Internet overpricing with impunity

It’s now been two weeks since Lebanese internet service providers began charging customers more money for falsely promised faster internet speeds. Beginning on October 1, Lebanese ISP Cyberia, for example, began charging about $84 per month for a speed of 4mbps, as shown in this zoomed in shot of the receipt above:

However 14 days later, speeds have not changed. In fact, they are slower than ever. Instead of 4mbps, I’m currently getting a mere 0.22 mbps according to speedtest.net:

That’s slower than 1990s era dial-up speeds, and for a price of $84 per month!

What’s worse, when contacted over the phone, Cyberia representatives didn’t seem to think this was such a big deal. “The problem will be fixed soon,” a tech support representative informed me. Hard to believe having been misled before, but even if it were true, who would be accountable for the last two weeks of slow internet at high prices? Would a credit be issued to the perhaps thousands of customers who have overpaid? I was referred to the sales department. But the representative also evaded responsibility for the overcharging, laying blame in the government’s court. Apparently when Telecom Minister Nicolas Sehnawi promised fast internet would be released in late September, the infrastructure was not ready yet. Still, Cyberia offered its customers 4mbps internet and charged $84 for it. Where did that money go?

The Cyberia representative offered no explanation and no credit, saying only “it will be fixed in a couple of days enshallah.” That was four days ago.

Even more insidious has been the lack of accountability at the government level and the media’s participation in their impunity.
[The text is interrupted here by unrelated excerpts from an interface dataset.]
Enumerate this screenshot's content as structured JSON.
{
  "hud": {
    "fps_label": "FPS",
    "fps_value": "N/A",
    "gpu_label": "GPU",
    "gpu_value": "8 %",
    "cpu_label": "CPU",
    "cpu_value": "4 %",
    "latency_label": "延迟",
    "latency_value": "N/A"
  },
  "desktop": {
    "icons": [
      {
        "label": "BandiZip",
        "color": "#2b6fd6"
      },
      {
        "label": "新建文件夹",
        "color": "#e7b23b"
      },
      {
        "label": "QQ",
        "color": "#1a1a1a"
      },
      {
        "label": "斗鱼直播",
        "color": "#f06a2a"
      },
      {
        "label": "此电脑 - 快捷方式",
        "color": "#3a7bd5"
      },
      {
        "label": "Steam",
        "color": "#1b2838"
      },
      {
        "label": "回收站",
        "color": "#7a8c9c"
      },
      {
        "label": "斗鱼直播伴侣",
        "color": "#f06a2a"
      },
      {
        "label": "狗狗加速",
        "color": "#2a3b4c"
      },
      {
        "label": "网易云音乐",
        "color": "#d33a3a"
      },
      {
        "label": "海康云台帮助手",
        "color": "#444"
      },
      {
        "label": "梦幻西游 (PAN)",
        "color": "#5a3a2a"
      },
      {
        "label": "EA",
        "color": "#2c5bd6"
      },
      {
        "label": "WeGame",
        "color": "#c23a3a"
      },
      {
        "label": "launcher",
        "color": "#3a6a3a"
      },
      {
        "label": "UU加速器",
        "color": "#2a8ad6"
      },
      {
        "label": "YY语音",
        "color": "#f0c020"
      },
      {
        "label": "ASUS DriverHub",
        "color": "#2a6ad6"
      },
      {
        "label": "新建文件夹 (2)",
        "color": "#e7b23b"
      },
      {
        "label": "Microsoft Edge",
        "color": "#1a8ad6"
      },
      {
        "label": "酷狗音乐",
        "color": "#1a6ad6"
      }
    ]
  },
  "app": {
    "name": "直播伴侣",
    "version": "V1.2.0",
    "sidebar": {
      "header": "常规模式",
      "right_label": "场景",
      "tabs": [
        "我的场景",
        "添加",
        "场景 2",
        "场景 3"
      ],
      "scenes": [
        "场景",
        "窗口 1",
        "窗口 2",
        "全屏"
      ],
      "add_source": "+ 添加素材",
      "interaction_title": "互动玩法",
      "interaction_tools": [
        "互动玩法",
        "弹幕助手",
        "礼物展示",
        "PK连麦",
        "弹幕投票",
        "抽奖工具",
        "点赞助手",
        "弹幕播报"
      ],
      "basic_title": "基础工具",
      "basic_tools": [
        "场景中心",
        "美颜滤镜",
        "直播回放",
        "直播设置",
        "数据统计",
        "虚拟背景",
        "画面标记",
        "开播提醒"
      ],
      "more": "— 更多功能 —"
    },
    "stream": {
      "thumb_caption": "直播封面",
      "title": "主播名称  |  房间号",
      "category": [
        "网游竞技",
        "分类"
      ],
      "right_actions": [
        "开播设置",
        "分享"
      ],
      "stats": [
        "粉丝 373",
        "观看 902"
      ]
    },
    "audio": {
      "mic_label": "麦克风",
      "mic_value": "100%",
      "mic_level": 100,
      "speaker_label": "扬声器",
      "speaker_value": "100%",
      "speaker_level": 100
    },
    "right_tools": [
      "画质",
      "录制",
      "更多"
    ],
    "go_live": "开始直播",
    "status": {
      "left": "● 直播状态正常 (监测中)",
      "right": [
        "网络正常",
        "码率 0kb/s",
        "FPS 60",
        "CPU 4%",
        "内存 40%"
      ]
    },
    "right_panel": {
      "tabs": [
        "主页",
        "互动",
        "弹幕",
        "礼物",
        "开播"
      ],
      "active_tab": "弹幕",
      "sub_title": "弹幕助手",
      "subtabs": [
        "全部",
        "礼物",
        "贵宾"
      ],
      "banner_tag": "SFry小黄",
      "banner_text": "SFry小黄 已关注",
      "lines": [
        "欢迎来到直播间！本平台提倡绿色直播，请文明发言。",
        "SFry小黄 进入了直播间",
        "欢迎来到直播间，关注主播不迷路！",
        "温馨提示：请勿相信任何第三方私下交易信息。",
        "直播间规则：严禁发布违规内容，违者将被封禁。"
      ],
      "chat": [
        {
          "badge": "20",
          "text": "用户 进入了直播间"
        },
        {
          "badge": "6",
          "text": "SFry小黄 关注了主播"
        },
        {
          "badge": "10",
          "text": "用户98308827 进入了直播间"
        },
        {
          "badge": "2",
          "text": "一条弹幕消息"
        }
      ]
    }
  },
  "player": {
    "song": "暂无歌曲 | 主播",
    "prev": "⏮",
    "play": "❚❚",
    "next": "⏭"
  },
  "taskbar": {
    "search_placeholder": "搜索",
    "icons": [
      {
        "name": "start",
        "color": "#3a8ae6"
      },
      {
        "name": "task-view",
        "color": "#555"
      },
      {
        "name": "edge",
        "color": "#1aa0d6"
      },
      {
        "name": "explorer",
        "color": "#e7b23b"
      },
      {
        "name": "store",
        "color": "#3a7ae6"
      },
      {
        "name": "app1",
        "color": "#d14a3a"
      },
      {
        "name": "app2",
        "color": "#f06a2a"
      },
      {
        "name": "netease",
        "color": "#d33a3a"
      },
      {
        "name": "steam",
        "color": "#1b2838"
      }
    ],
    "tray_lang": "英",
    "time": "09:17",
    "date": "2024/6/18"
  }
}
Take Minister Sehnawi’s most recent statement published uncritically and in its entirety by The Daily Star, in its latest piece: “Sehnawi says faster internet connections are being delivered.”

Seemingly out of touch with reality, the minister fails to address polls that claim the vast majority of subscribers have yet to receive the services they are paying for. Maybe the lebanese providers should aim to emulate the internet providers Lincoln NE, who aim to provide the best customer experience possible. Instead, Sehnawi focuses his attention on “ministry subscribers” which he claims “have begun” to experience upgrades. Is he talking about ministry employees? It is not entirely clear, but if so, how does such a vague and esoteric statement relate to the overwhelming phenomenon of overpricing and lack of service experienced by the broad constituency he has been appointed to represent?

As a journalist, the saddest link in this chain of public and private sector unaccountability is the nascent and thus complicit role played by the local press. By republishing the minister’s statements without question-without providing the context of reality that readers deserve- the media has become little more than a medium in the hands of government.

Yet this may come as no surprise to regular readers of the paper, which has recently produced imaginative headlines ranging from the patently false: “Fast internet on track despite delay fears” to the wildly outlandish “Sehnawi: Lebanese internet to be world-leading.”

The latter is difficult to fathom considering Lebanon currently ranks as the slowest internet worldwide, beating out Zambia, Swaziland and Bolivia for the dead last spot of 172 out of 172 countries surveyed by the Net Index by Ookla, at the time of publishing this post.

Perhaps the Star’s recent stint of positive coverage is related to a critical piece I wrote for the paper last month:”‘Fast’ internet unveiled, but is it worth celebrating?” Following that article, I received an angry phone call from a high-level ministry official interviewed in the piece, who informed me that I would not be offered any more interviews in the future.

One must wonder. Is access to ministry officials really worth the cost of running propagandistic pieces on their behalf? Readers would hope not, judging by the usefulness of the minister’s recent statements.